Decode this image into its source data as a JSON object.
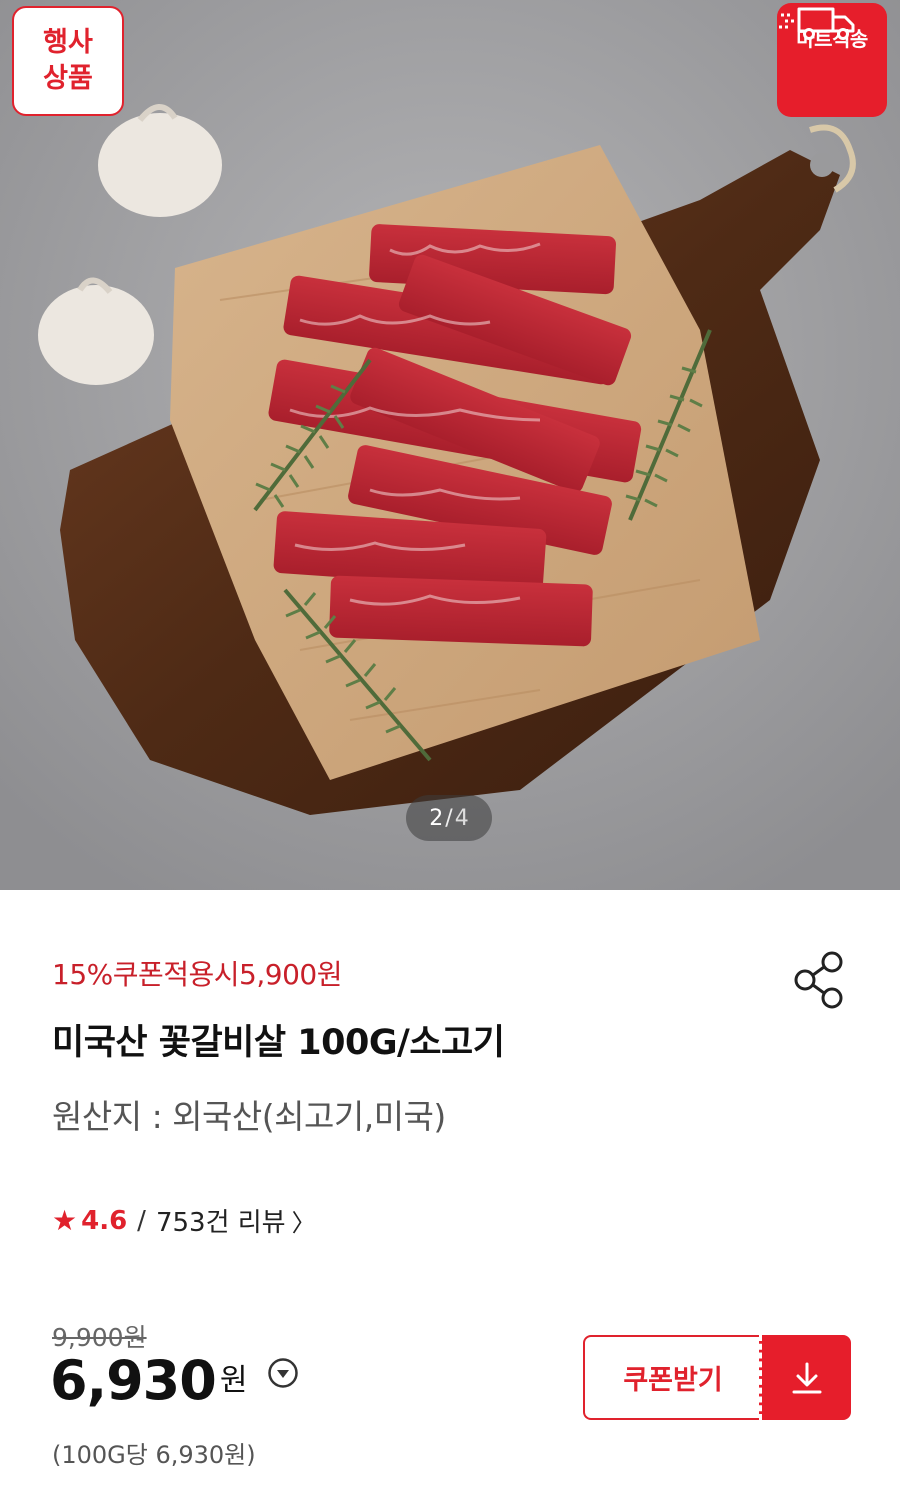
{
  "badges": {
    "event_line1": "행사",
    "event_line2": "상품",
    "mart_label": "마트직송",
    "mart_icon": "delivery-truck-icon"
  },
  "gallery": {
    "current": "2",
    "separator": "/",
    "total": "4"
  },
  "product": {
    "coupon_text": "15%쿠폰적용시5,900원",
    "title": "미국산 꽃갈비살 100G/소고기",
    "origin": "원산지 : 외국산(쇠고기,미국)",
    "share_icon": "share-icon"
  },
  "rating": {
    "star_icon": "★",
    "score": "4.6",
    "slash": "/",
    "reviews": "753건 리뷰",
    "chevron": "〉"
  },
  "pricing": {
    "original": "9,900원",
    "price": "6,930",
    "won": "원",
    "unit_price": "(100G당 6,930원)",
    "info_icon": "chevron-down-circle-icon"
  },
  "coupon_button": {
    "label": "쿠폰받기",
    "icon": "download-icon"
  },
  "colors": {
    "accent": "#e0222d",
    "accent_fill": "#e61e2b"
  }
}
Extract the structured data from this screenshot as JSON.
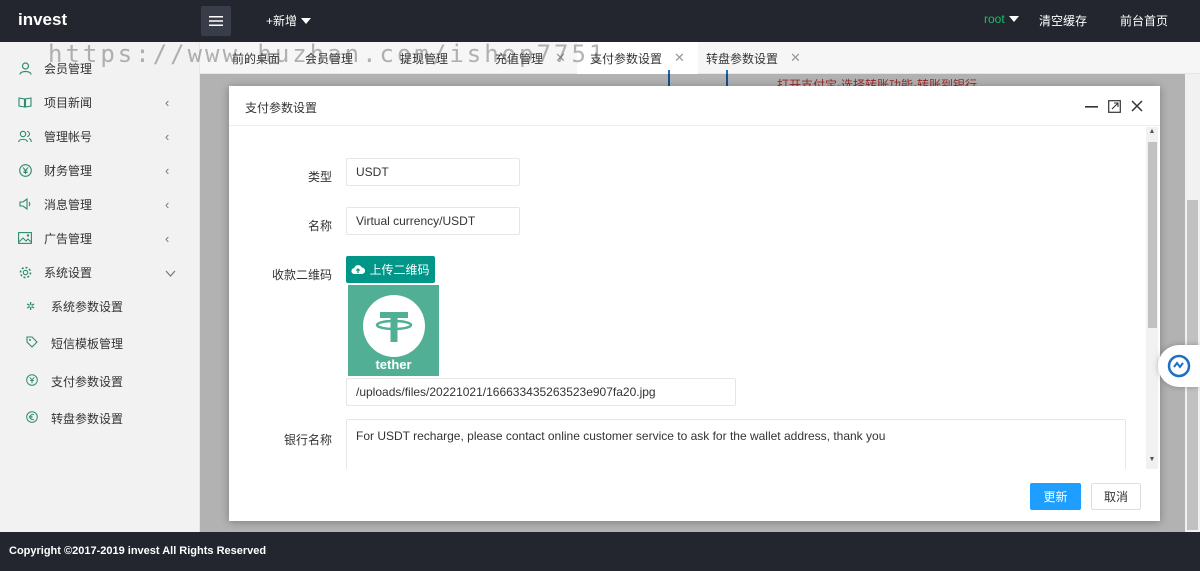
{
  "header": {
    "logo": "invest",
    "add_label": "+新增",
    "user": "root",
    "clear_cache": "清空缓存",
    "front_home": "前台首页"
  },
  "sidebar": {
    "items": [
      {
        "label": "会员管理",
        "icon": "user-icon"
      },
      {
        "label": "项目新闻",
        "icon": "book-icon"
      },
      {
        "label": "管理帐号",
        "icon": "users-icon"
      },
      {
        "label": "财务管理",
        "icon": "yen-icon"
      },
      {
        "label": "消息管理",
        "icon": "speaker-icon"
      },
      {
        "label": "广告管理",
        "icon": "image-icon"
      },
      {
        "label": "系统设置",
        "icon": "gear-icon"
      }
    ],
    "sub_items": [
      {
        "label": "系统参数设置",
        "icon": "gear-icon"
      },
      {
        "label": "短信模板管理",
        "icon": "tag-icon"
      },
      {
        "label": "支付参数设置",
        "icon": "yen-icon"
      },
      {
        "label": "转盘参数设置",
        "icon": "euro-icon"
      }
    ]
  },
  "tabs": [
    {
      "label": "前的桌面"
    },
    {
      "label": "会员管理"
    },
    {
      "label": "提现管理"
    },
    {
      "label": "充值管理"
    },
    {
      "label": "支付参数设置"
    },
    {
      "label": "转盘参数设置"
    }
  ],
  "background": {
    "red_text": "打开支付宝-选择转账功能-转账到银行"
  },
  "modal": {
    "title": "支付参数设置",
    "fields": {
      "type_label": "类型",
      "type_value": "USDT",
      "name_label": "名称",
      "name_value": "Virtual currency/USDT",
      "qr_label": "收款二维码",
      "upload_label": "上传二维码",
      "qr_caption": "tether",
      "qr_path": "/uploads/files/20221021/166633435263523e907fa20.jpg",
      "bank_label": "银行名称",
      "bank_value": "For USDT recharge, please contact online customer service to ask for the wallet address, thank you"
    },
    "update_label": "更新",
    "cancel_label": "取消"
  },
  "footer": {
    "copyright": "Copyright ©2017-2019 invest All Rights Reserved"
  },
  "watermark": "https://www.huzhan.com/ishop7751",
  "colors": {
    "header_bg": "#23262e",
    "accent_green": "#009688",
    "primary_blue": "#1e9fff",
    "tether_green": "#50af95",
    "user_green": "#19be6b"
  }
}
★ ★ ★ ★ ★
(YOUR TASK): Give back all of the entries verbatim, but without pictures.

(RESULT):
Decode this image into its source data as a JSON object.
{
  "badges": {
    "event_line1": "행사",
    "event_line2": "상품",
    "mart_label": "마트직송",
    "mart_icon": "delivery-truck-icon"
  },
  "gallery": {
    "current": "2",
    "separator": "/",
    "total": "4"
  },
  "product": {
    "coupon_text": "15%쿠폰적용시5,900원",
    "title": "미국산 꽃갈비살 100G/소고기",
    "origin": "원산지 : 외국산(쇠고기,미국)",
    "share_icon": "share-icon"
  },
  "rating": {
    "star_icon": "★",
    "score": "4.6",
    "slash": "/",
    "reviews": "753건 리뷰",
    "chevron": "〉"
  },
  "pricing": {
    "original": "9,900원",
    "price": "6,930",
    "won": "원",
    "unit_price": "(100G당 6,930원)",
    "info_icon": "chevron-down-circle-icon"
  },
  "coupon_button": {
    "label": "쿠폰받기",
    "icon": "download-icon"
  },
  "colors": {
    "accent": "#e0222d",
    "accent_fill": "#e61e2b"
  }
}
Extract the structured data from this screenshot as JSON.
{
  "header": {
    "logo": "invest",
    "add_label": "+新增",
    "user": "root",
    "clear_cache": "清空缓存",
    "front_home": "前台首页"
  },
  "sidebar": {
    "items": [
      {
        "label": "会员管理",
        "icon": "user-icon"
      },
      {
        "label": "项目新闻",
        "icon": "book-icon"
      },
      {
        "label": "管理帐号",
        "icon": "users-icon"
      },
      {
        "label": "财务管理",
        "icon": "yen-icon"
      },
      {
        "label": "消息管理",
        "icon": "speaker-icon"
      },
      {
        "label": "广告管理",
        "icon": "image-icon"
      },
      {
        "label": "系统设置",
        "icon": "gear-icon"
      }
    ],
    "sub_items": [
      {
        "label": "系统参数设置",
        "icon": "gear-icon"
      },
      {
        "label": "短信模板管理",
        "icon": "tag-icon"
      },
      {
        "label": "支付参数设置",
        "icon": "yen-icon"
      },
      {
        "label": "转盘参数设置",
        "icon": "euro-icon"
      }
    ]
  },
  "tabs": [
    {
      "label": "前的桌面"
    },
    {
      "label": "会员管理"
    },
    {
      "label": "提现管理"
    },
    {
      "label": "充值管理"
    },
    {
      "label": "支付参数设置"
    },
    {
      "label": "转盘参数设置"
    }
  ],
  "background": {
    "red_text": "打开支付宝-选择转账功能-转账到银行"
  },
  "modal": {
    "title": "支付参数设置",
    "fields": {
      "type_label": "类型",
      "type_value": "USDT",
      "name_label": "名称",
      "name_value": "Virtual currency/USDT",
      "qr_label": "收款二维码",
      "upload_label": "上传二维码",
      "qr_caption": "tether",
      "qr_path": "/uploads/files/20221021/166633435263523e907fa20.jpg",
      "bank_label": "银行名称",
      "bank_value": "For USDT recharge, please contact online customer service to ask for the wallet address, thank you"
    },
    "update_label": "更新",
    "cancel_label": "取消"
  },
  "footer": {
    "copyright": "Copyright ©2017-2019 invest All Rights Reserved"
  },
  "watermark": "https://www.huzhan.com/ishop7751",
  "colors": {
    "header_bg": "#23262e",
    "accent_green": "#009688",
    "primary_blue": "#1e9fff",
    "tether_green": "#50af95",
    "user_green": "#19be6b"
  }
}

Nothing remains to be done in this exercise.